On October 26 2019, Uluru climbing will finally be banned.
For the Anangu people, Uluru is a sacred site and climbing is an act of disrespect. But that warning has not stopped the crowds. In the months leading up to the ban, Uluru has seen an influx of visitors determined to tick the climb off their bucket list, including many Australians.
In a statement to the ABC, Tourism Australia CEO Steven Schwer explained why the Uluru climb is discouraged.
“There are a number of reasons why we encourage people not to climb; one of those is safety, another is environmental, and also the cultural significance of the rock to the Anangu people, so we would prefer it that people don’t climb,” he said.
But it’s also important to note that you will have a better experience of Uluru if you don’t climb. Here are 12 ways to see Uluru without climbing the rock.

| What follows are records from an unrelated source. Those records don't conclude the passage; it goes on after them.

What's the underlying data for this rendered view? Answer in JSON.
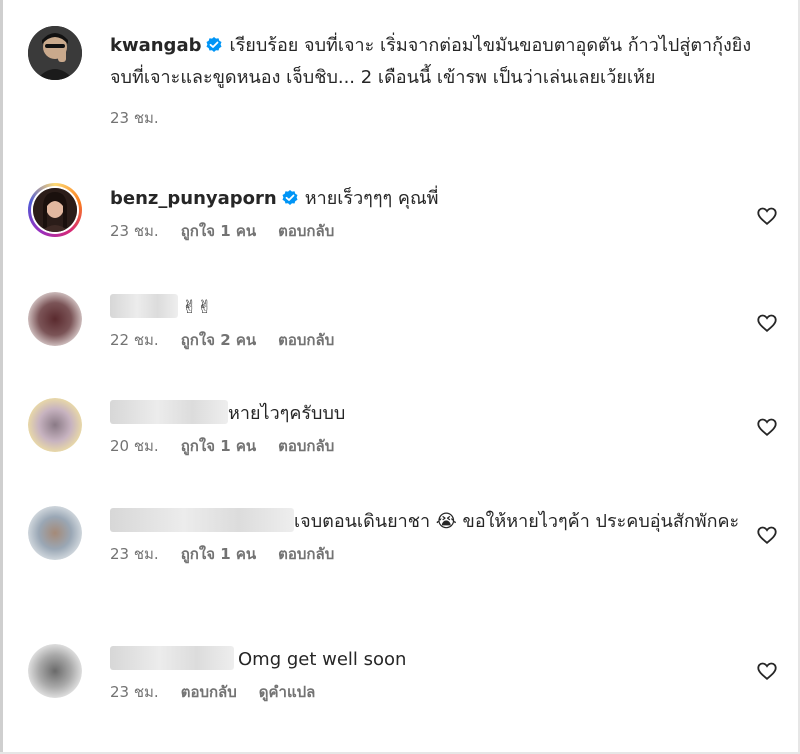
{
  "caption": {
    "username": "kwangab",
    "text": "เรียบร้อย จบที่เจาะ เริ่มจากต่อมไขมันขอบตาอุดตัน ก้าวไปสู่ตากุ้งยิง จบที่เจาะและขูดหนอง เจ็บชิบ... 2 เดือนนี้ เข้ารพ เป็นว่าเล่นเลยเว้ยเห้ย",
    "time": "23 ชม."
  },
  "comments": [
    {
      "username": "benz_punyaporn",
      "text": "หายเร็วๆๆๆ คุณพี่",
      "time": "23 ชม.",
      "likes": "ถูกใจ 1 คน",
      "reply": "ตอบกลับ"
    },
    {
      "username": "",
      "text": "✌✌",
      "time": "22 ชม.",
      "likes": "ถูกใจ 2 คน",
      "reply": "ตอบกลับ"
    },
    {
      "username": "",
      "text": "หายไวๆครับบบ",
      "time": "20 ชม.",
      "likes": "ถูกใจ 1 คน",
      "reply": "ตอบกลับ"
    },
    {
      "username": "",
      "text": "เจบตอนเดินยาชา 😭 ขอให้หายไวๆค้า ประคบอุ่นสักพักคะ",
      "time": "23 ชม.",
      "likes": "ถูกใจ 1 คน",
      "reply": "ตอบกลับ"
    },
    {
      "username": "",
      "text": "Omg get well soon",
      "time": "23 ชม.",
      "reply": "ตอบกลับ",
      "translate": "ดูคำแปล"
    }
  ],
  "icons": {
    "verified": "verified-badge-icon",
    "like": "heart-outline-icon"
  },
  "colors": {
    "verified": "#0095f6",
    "text": "#262626",
    "meta": "#737373"
  }
}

Need more Uluru? Try these stories…
Take in the unforgettable colours of Australia’s spiritual heartland by watching the sun rise over what is largely considered the world’s largest monolith. Standing 348 metres above ground level, Uluru is taller than the Sydney Harbour Bridge, the Eiffel Tower and the Statue of Liberty.